Ballet in Bloom is the title for the pair of spring shows from Santa Barbara Festival Ballet (SBFB), the company that produces The Nutcracker at the Arlington every December. Works featuring its students are sandwiched around performances by UCSB Dance Company, withthe senior Festival Ballet company performing a new work, The 10th Slinky, choreographed by UCSB’s Valerie Huston. The classic “Pas de Quatre” set by SBFB Artistic Director Denise Rinaldi surrounds UCSB’s revival of José Limón’s Suite from Mazurkas (1958) and a solo excerpt from Nancy Colahan’s Pandemic Suite called “OLA,”with dancer Ana Ko Glass. Post intermission, the SBFB Youth Ensemble get closing credits performing The Toy Shoppe with choreography and costumes by Rinaldi. Show times are 6 pm May 21 and 2 pm May 22 at Center Stage. Visit centerstagetheater.org.
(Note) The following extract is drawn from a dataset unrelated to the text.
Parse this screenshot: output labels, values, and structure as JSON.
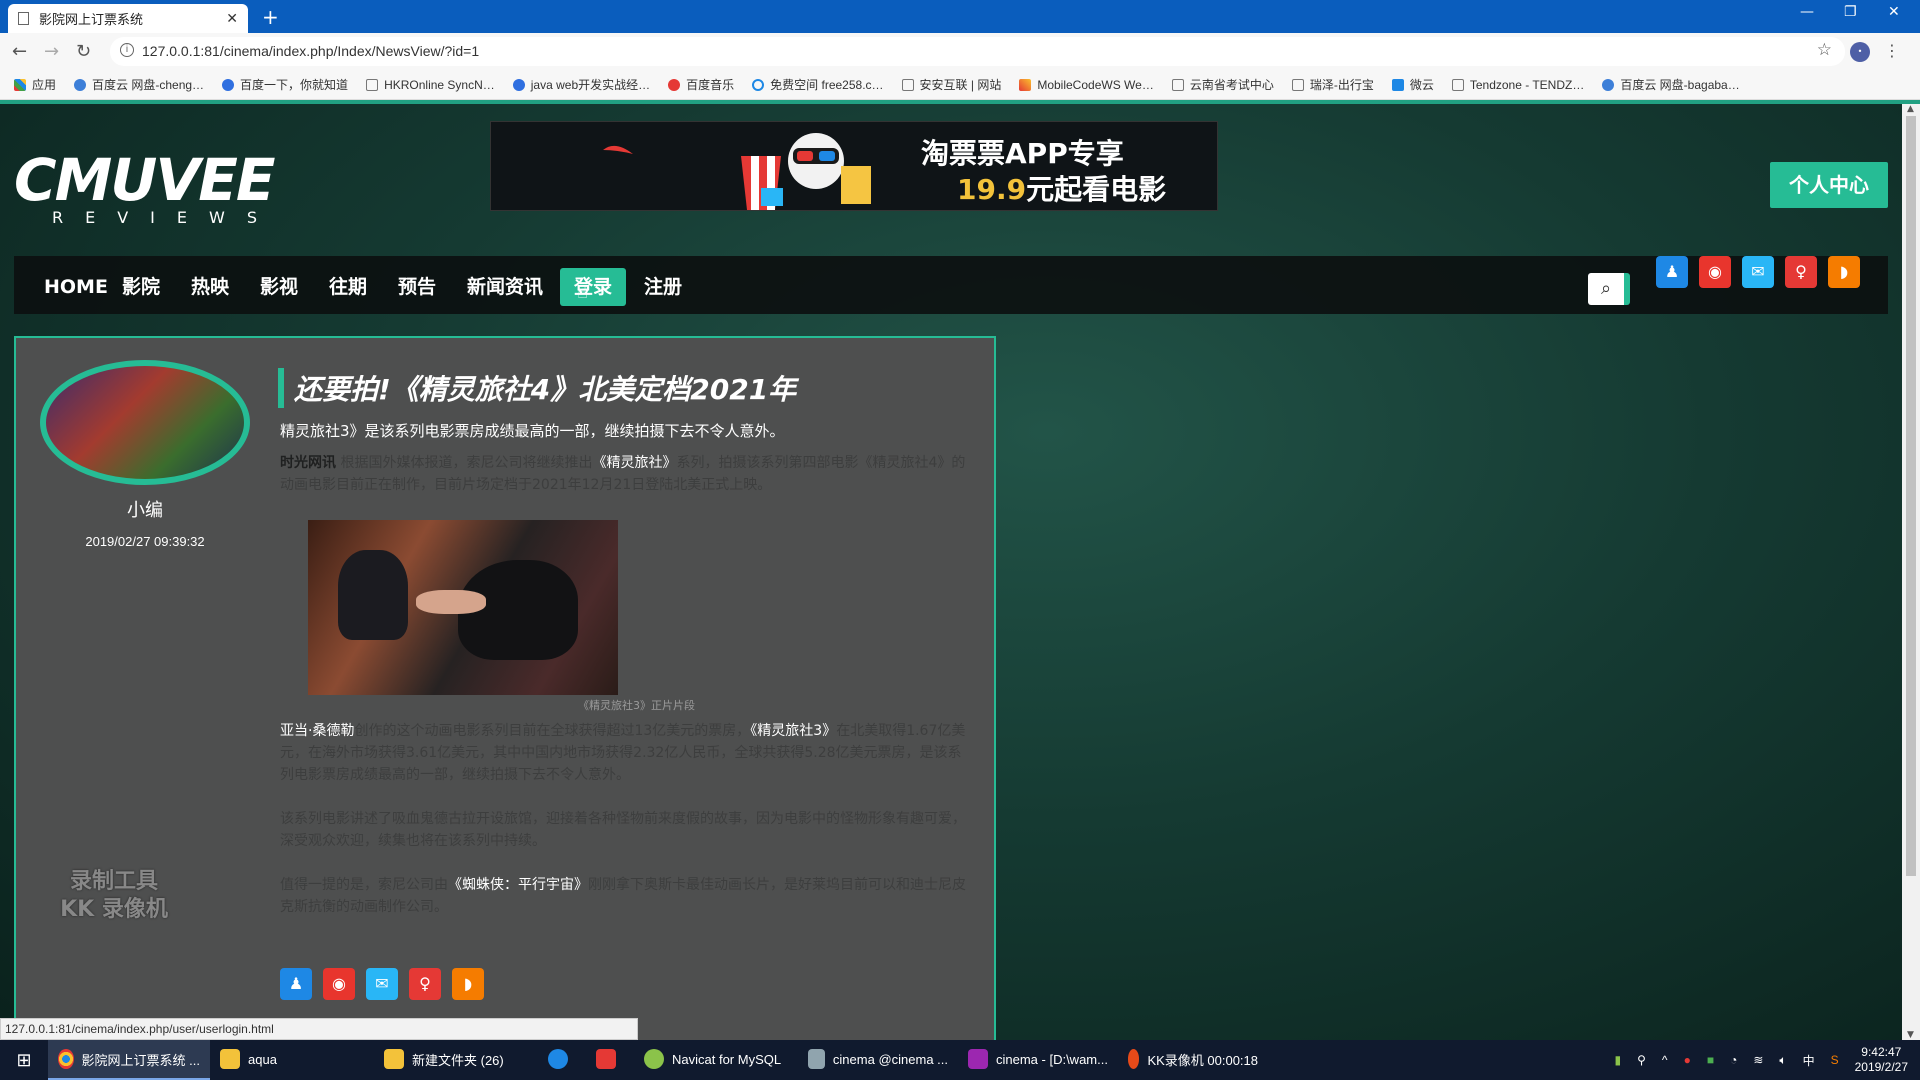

Santa Barbara Dance Arts presents their annual spring Inspire Recital, this year boasting three distinct fully produced and professional shows at the Marjorie Luke in reverse order of experience levels as the senior show, junior show, and youth show take place May 19 to 21 respectively. The performances serve to exemplify the accomplishments and progression gained throughout the year of dance study. Visit sbdancearts.com or call (805) 966-5299.
Santa Barbara Dance Institute teams up with Santa Barbara Unified School District’s Afterschool Opportunities for Kids (AOK) to provide educational dance programs to local elementary schools. A program that culminates on May 25 when 115 young performers from Cleveland, Franklin, Adelante, Monroe, Adams, Harding, and McKinley elementary schools and Santa Barbara Community Academy will take to the stage in AOK’s Performing Arts Showcase at La Cumbre Junior High School Theater. The students will come together as an ensemble for the first time since the pandemic shut down schools and performing arts events. Showcasing their work since February, the students will dance to a variety of music from such artists as Elvis, Pitbull, Shakira, and Roberto Jr. y su Bandeño. Visit sbdi.org.
Finally, Inspire Dance Santa Barbara (not to be confused with the Inspire Recital above) offers its annual spring show with four performances at Center Stage on May 28 and June 4 of Alice in Wonderland, IDSB’s favorite storybook ballet to date. Special guests for the seventh annual spring performance are IDSB’s very own student teachers. Visit centerstagetheater.org.